[[ DATA EXCERPTS open ]]
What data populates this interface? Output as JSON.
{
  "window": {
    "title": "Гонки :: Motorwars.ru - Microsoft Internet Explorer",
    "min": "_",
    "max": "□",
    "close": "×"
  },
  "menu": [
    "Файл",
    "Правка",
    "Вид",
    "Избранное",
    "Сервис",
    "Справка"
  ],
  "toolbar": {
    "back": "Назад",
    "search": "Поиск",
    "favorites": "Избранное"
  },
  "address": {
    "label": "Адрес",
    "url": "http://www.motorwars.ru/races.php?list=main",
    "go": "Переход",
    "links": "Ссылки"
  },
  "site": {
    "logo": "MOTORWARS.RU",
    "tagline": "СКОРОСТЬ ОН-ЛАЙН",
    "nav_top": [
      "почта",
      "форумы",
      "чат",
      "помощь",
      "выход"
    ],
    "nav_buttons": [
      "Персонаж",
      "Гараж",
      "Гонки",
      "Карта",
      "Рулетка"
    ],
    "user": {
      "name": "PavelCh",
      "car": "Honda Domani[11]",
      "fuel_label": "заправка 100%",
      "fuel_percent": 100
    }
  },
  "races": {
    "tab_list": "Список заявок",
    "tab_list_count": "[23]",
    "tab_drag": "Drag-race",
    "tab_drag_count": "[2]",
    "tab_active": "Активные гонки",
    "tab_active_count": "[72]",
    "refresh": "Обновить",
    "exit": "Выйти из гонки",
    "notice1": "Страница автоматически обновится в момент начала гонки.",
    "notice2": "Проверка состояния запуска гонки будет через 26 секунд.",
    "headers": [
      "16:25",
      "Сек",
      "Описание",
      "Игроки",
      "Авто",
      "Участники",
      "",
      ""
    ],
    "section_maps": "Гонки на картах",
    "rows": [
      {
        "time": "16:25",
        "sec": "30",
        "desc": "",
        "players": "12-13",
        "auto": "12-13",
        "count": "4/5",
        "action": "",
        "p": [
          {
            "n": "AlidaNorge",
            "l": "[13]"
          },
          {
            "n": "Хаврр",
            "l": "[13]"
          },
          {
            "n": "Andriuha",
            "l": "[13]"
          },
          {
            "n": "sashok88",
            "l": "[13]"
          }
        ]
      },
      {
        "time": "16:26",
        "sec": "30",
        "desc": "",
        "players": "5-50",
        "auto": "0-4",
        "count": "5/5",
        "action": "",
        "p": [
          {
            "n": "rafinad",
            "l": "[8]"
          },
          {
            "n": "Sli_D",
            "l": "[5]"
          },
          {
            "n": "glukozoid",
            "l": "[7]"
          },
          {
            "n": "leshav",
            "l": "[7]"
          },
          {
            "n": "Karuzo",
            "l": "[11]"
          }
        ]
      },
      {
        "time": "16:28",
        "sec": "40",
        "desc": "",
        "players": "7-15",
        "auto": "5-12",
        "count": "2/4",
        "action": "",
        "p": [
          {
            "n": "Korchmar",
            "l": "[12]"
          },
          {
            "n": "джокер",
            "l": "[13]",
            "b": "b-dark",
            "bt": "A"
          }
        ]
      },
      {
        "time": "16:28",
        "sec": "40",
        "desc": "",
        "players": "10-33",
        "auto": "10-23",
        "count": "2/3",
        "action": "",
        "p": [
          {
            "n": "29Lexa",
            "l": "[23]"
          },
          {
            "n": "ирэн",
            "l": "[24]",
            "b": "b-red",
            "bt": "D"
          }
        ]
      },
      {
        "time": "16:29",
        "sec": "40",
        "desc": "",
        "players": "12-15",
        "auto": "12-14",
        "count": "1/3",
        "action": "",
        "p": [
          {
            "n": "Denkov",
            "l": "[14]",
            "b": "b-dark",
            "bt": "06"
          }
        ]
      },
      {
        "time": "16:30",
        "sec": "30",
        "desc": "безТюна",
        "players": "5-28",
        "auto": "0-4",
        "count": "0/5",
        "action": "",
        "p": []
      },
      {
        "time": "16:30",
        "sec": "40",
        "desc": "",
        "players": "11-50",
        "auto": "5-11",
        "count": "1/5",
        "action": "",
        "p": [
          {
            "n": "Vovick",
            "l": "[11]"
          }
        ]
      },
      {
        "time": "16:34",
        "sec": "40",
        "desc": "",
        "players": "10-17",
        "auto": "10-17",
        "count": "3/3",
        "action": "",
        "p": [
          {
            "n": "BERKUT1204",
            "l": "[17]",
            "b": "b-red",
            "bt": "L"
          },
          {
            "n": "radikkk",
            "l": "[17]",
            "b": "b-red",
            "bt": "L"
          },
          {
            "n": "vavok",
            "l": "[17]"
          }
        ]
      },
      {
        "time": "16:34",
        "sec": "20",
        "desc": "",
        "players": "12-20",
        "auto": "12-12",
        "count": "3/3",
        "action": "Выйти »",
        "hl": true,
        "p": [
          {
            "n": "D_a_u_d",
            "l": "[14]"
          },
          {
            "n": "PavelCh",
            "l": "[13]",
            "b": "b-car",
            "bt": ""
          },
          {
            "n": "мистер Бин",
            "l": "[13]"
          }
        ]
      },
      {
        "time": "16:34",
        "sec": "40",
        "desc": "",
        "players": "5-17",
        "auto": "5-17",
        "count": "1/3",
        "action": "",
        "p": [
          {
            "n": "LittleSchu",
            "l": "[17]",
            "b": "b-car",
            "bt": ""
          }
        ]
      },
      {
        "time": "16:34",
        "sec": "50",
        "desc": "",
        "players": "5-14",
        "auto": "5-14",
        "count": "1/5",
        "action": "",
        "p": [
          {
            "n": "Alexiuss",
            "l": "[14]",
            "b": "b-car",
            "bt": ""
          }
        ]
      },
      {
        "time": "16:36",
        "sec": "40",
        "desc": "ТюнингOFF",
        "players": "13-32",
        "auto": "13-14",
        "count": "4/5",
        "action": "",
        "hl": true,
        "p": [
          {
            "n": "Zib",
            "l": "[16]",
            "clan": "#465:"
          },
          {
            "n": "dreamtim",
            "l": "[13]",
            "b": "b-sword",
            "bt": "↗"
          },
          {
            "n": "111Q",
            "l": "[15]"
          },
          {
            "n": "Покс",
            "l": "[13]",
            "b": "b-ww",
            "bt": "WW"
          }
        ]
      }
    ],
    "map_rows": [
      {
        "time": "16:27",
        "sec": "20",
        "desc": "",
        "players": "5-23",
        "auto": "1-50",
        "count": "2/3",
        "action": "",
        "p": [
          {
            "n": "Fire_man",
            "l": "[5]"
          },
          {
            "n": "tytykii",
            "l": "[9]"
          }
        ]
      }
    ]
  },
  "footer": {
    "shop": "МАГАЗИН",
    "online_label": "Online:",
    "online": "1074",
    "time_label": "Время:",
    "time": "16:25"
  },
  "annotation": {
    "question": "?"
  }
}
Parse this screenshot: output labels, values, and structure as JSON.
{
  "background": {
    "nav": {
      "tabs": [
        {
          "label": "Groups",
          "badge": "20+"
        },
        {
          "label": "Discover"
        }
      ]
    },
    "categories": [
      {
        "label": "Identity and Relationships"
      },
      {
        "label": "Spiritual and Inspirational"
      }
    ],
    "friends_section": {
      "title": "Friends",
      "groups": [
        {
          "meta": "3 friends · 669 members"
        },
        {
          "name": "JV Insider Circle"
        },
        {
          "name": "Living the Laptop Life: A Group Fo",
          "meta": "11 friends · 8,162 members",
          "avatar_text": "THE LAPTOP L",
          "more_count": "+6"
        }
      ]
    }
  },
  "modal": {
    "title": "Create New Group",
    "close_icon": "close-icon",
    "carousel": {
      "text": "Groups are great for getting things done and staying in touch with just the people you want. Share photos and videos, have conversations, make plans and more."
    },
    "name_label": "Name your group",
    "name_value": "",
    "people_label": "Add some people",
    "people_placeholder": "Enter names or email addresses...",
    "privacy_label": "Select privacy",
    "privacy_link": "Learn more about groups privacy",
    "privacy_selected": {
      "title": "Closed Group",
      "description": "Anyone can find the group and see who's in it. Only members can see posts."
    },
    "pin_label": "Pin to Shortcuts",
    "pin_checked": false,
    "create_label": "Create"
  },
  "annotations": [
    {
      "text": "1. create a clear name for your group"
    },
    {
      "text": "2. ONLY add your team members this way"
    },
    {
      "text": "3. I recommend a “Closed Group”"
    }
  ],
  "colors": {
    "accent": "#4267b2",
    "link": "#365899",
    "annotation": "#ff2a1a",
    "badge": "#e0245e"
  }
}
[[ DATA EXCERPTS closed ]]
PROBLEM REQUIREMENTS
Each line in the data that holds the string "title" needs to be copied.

ANSWER SPACE
    "title": "Гонки :: Motorwars.ru - Microsoft Internet Explorer",
      "title": "Friends",
    "title": "Create New Group",
      "title": "Closed Group",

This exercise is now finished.